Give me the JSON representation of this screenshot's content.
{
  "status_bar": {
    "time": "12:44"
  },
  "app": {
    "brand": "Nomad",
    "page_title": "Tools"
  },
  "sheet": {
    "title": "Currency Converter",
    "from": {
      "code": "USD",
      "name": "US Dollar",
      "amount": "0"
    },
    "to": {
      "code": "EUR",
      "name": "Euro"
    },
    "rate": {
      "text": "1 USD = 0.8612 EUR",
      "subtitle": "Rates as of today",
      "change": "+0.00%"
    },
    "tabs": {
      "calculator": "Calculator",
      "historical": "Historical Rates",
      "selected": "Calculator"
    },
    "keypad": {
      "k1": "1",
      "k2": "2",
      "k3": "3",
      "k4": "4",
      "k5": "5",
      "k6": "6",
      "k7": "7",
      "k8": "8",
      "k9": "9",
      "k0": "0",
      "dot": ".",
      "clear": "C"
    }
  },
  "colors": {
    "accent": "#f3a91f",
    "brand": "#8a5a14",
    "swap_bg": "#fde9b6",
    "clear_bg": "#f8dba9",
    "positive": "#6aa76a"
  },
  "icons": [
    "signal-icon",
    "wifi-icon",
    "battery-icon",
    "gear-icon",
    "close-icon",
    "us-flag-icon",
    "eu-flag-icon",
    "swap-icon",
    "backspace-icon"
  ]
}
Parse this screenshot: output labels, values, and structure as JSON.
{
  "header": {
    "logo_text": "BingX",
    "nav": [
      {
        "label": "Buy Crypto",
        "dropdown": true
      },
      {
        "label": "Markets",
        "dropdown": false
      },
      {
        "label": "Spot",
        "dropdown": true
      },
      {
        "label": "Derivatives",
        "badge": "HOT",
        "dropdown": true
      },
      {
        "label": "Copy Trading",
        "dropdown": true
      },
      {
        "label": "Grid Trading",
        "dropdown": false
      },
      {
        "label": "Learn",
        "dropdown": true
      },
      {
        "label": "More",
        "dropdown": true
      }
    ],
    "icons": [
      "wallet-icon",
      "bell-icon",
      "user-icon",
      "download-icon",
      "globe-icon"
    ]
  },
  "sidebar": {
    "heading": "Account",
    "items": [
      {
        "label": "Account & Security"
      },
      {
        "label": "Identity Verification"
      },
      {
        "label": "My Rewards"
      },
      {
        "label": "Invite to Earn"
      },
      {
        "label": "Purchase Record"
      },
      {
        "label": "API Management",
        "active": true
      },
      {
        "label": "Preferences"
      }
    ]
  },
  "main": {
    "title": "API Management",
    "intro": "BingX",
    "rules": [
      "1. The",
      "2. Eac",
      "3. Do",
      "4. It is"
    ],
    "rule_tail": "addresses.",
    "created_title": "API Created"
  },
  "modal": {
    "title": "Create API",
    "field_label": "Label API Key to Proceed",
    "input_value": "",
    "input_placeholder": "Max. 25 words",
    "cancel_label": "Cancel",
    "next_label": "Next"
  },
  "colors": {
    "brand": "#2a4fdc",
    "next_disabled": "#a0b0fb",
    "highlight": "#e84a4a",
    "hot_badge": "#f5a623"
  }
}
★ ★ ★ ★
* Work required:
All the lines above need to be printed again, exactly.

* Answer section:
Give me the JSON representation of this screenshot's content.
{
  "status_bar": {
    "time": "12:44"
  },
  "app": {
    "brand": "Nomad",
    "page_title": "Tools"
  },
  "sheet": {
    "title": "Currency Converter",
    "from": {
      "code": "USD",
      "name": "US Dollar",
      "amount": "0"
    },
    "to": {
      "code": "EUR",
      "name": "Euro"
    },
    "rate": {
      "text": "1 USD = 0.8612 EUR",
      "subtitle": "Rates as of today",
      "change": "+0.00%"
    },
    "tabs": {
      "calculator": "Calculator",
      "historical": "Historical Rates",
      "selected": "Calculator"
    },
    "keypad": {
      "k1": "1",
      "k2": "2",
      "k3": "3",
      "k4": "4",
      "k5": "5",
      "k6": "6",
      "k7": "7",
      "k8": "8",
      "k9": "9",
      "k0": "0",
      "dot": ".",
      "clear": "C"
    }
  },
  "colors": {
    "accent": "#f3a91f",
    "brand": "#8a5a14",
    "swap_bg": "#fde9b6",
    "clear_bg": "#f8dba9",
    "positive": "#6aa76a"
  },
  "icons": [
    "signal-icon",
    "wifi-icon",
    "battery-icon",
    "gear-icon",
    "close-icon",
    "us-flag-icon",
    "eu-flag-icon",
    "swap-icon",
    "backspace-icon"
  ]
}
Parse this screenshot: output labels, values, and structure as JSON.
{
  "header": {
    "logo_text": "BingX",
    "nav": [
      {
        "label": "Buy Crypto",
        "dropdown": true
      },
      {
        "label": "Markets",
        "dropdown": false
      },
      {
        "label": "Spot",
        "dropdown": true
      },
      {
        "label": "Derivatives",
        "badge": "HOT",
        "dropdown": true
      },
      {
        "label": "Copy Trading",
        "dropdown": true
      },
      {
        "label": "Grid Trading",
        "dropdown": false
      },
      {
        "label": "Learn",
        "dropdown": true
      },
      {
        "label": "More",
        "dropdown": true
      }
    ],
    "icons": [
      "wallet-icon",
      "bell-icon",
      "user-icon",
      "download-icon",
      "globe-icon"
    ]
  },
  "sidebar": {
    "heading": "Account",
    "items": [
      {
        "label": "Account & Security"
      },
      {
        "label": "Identity Verification"
      },
      {
        "label": "My Rewards"
      },
      {
        "label": "Invite to Earn"
      },
      {
        "label": "Purchase Record"
      },
      {
        "label": "API Management",
        "active": true
      },
      {
        "label": "Preferences"
      }
    ]
  },
  "main": {
    "title": "API Management",
    "intro": "BingX",
    "rules": [
      "1. The",
      "2. Eac",
      "3. Do",
      "4. It is"
    ],
    "rule_tail": "addresses.",
    "created_title": "API Created"
  },
  "modal": {
    "title": "Create API",
    "field_label": "Label API Key to Proceed",
    "input_value": "",
    "input_placeholder": "Max. 25 words",
    "cancel_label": "Cancel",
    "next_label": "Next"
  },
  "colors": {
    "brand": "#2a4fdc",
    "next_disabled": "#a0b0fb",
    "highlight": "#e84a4a",
    "hot_badge": "#f5a623"
  }
}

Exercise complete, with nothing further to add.